17. Canned Mushrooms
If fresh mushrooms aren’t available, consider canned mushrooms for a change. They share the same nutritional value and are a rich source of several vitamins and minerals.
You can generally replace fresh mushrooms with drained canned mushrooms in a 2:1 ratio. For example, if the recipe needs 8 ounces of fresh mushrooms, opt for 4 ounces of canned ones.
18. Dried Mushrooms
If you preserve mushrooms by drying them, you can use them instead of fresh mushrooms. There is not too much difference between these two types, especially in terms of nutritional factors.
Compared to fresh and canned mushrooms, dried mushrooms usually have a more robust flavor. So if you use them in a soup, sauce, or casserole, use less than the recipe asks for and adjust as you go.
In general, 3 ounces of dried mushrooms should be enough to replace 1 pound of fresh mushrooms.
You also can try the 5.33 rule, which suggests multiplying the volume of dried mushrooms by 5.33 when converting to fresh ones. For example, 1 ounce of dried mushrooms will equal 5.33 ounces fresh.
Learn how to rehydrate dried mushrooms.
This section is reserved for your most asked questions. Don’t miss out!
Mushrooms have been with you through thick and thin, adding a depth of flavor to your dishes and making your meals more flavorful.
But one day, if the mushrooms don’t appear, don’t be sad. See this absence as an opportunity and allow alternative foods to replace mushrooms. Rest assured that you won’t be disappointed.
Finally, please share this information with everyone for reference if you think this information is useful.
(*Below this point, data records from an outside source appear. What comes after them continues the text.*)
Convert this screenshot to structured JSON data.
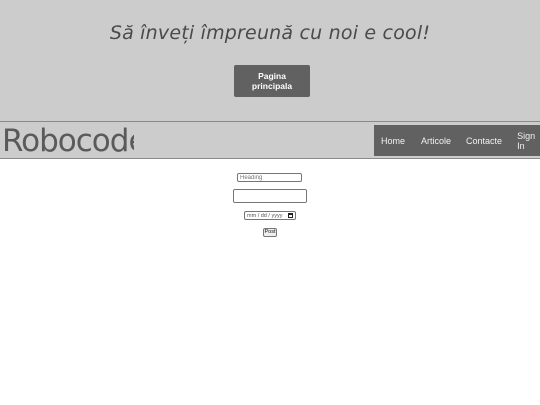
{
  "hero": {
    "title": "Să înveți împreună cu noi e cool!",
    "button_label": "Pagina principala"
  },
  "navbar": {
    "logo_text": "Robocode",
    "links": [
      {
        "label": "Home"
      },
      {
        "label": "Articole"
      },
      {
        "label": "Contacte"
      },
      {
        "label": "Sign In"
      }
    ]
  },
  "form": {
    "heading_placeholder": "Heading",
    "date_placeholder": "mm / dd / yyyy",
    "post_label": "Post"
  },
  "colors": {
    "header_bg": "#cccccc",
    "button_bg": "#616161",
    "nav_bg": "#616161",
    "text_light": "#ffffff"
  }
}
Thanks for reading, and have a great time cooking!
- D, M. W. R. L., (2019b). Mushrooms: Nutritional value and health benefits [online]. Medical and health information.
- Berkheiser, K., (2019). Tempeh vs. Tofu: Nutrition, Similarities, and Differences [online]. Healthline.